■ What this task involves ■
The answer is all of the data repeated exactly, with each picture omitted.

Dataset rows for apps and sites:
━━━━━━

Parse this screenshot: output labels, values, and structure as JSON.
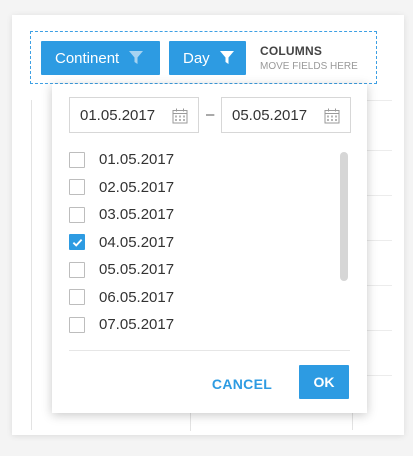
{
  "header": {
    "chips": [
      {
        "label": "Continent",
        "icon": "filter-icon"
      },
      {
        "label": "Day",
        "icon": "filter-icon"
      }
    ],
    "columns_title": "COLUMNS",
    "columns_hint": "MOVE FIELDS HERE"
  },
  "filter": {
    "date_from": "01.05.2017",
    "date_to": "05.05.2017",
    "range_separator": "–",
    "items": [
      {
        "label": "01.05.2017",
        "checked": false
      },
      {
        "label": "02.05.2017",
        "checked": false
      },
      {
        "label": "03.05.2017",
        "checked": false
      },
      {
        "label": "04.05.2017",
        "checked": true
      },
      {
        "label": "05.05.2017",
        "checked": false
      },
      {
        "label": "06.05.2017",
        "checked": false
      },
      {
        "label": "07.05.2017",
        "checked": false
      }
    ],
    "cancel_label": "CANCEL",
    "ok_label": "OK"
  },
  "colors": {
    "accent": "#2d9be2",
    "background": "#f4f4f4"
  }
}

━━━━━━

■ Result for this exercise ■
Parse this screenshot: output labels, values, and structure as JSON.
{
  "header": {
    "chips": [
      {
        "label": "Continent",
        "icon": "filter-icon"
      },
      {
        "label": "Day",
        "icon": "filter-icon"
      }
    ],
    "columns_title": "COLUMNS",
    "columns_hint": "MOVE FIELDS HERE"
  },
  "filter": {
    "date_from": "01.05.2017",
    "date_to": "05.05.2017",
    "range_separator": "–",
    "items": [
      {
        "label": "01.05.2017",
        "checked": false
      },
      {
        "label": "02.05.2017",
        "checked": false
      },
      {
        "label": "03.05.2017",
        "checked": false
      },
      {
        "label": "04.05.2017",
        "checked": true
      },
      {
        "label": "05.05.2017",
        "checked": false
      },
      {
        "label": "06.05.2017",
        "checked": false
      },
      {
        "label": "07.05.2017",
        "checked": false
      }
    ],
    "cancel_label": "CANCEL",
    "ok_label": "OK"
  },
  "colors": {
    "accent": "#2d9be2",
    "background": "#f4f4f4"
  }
}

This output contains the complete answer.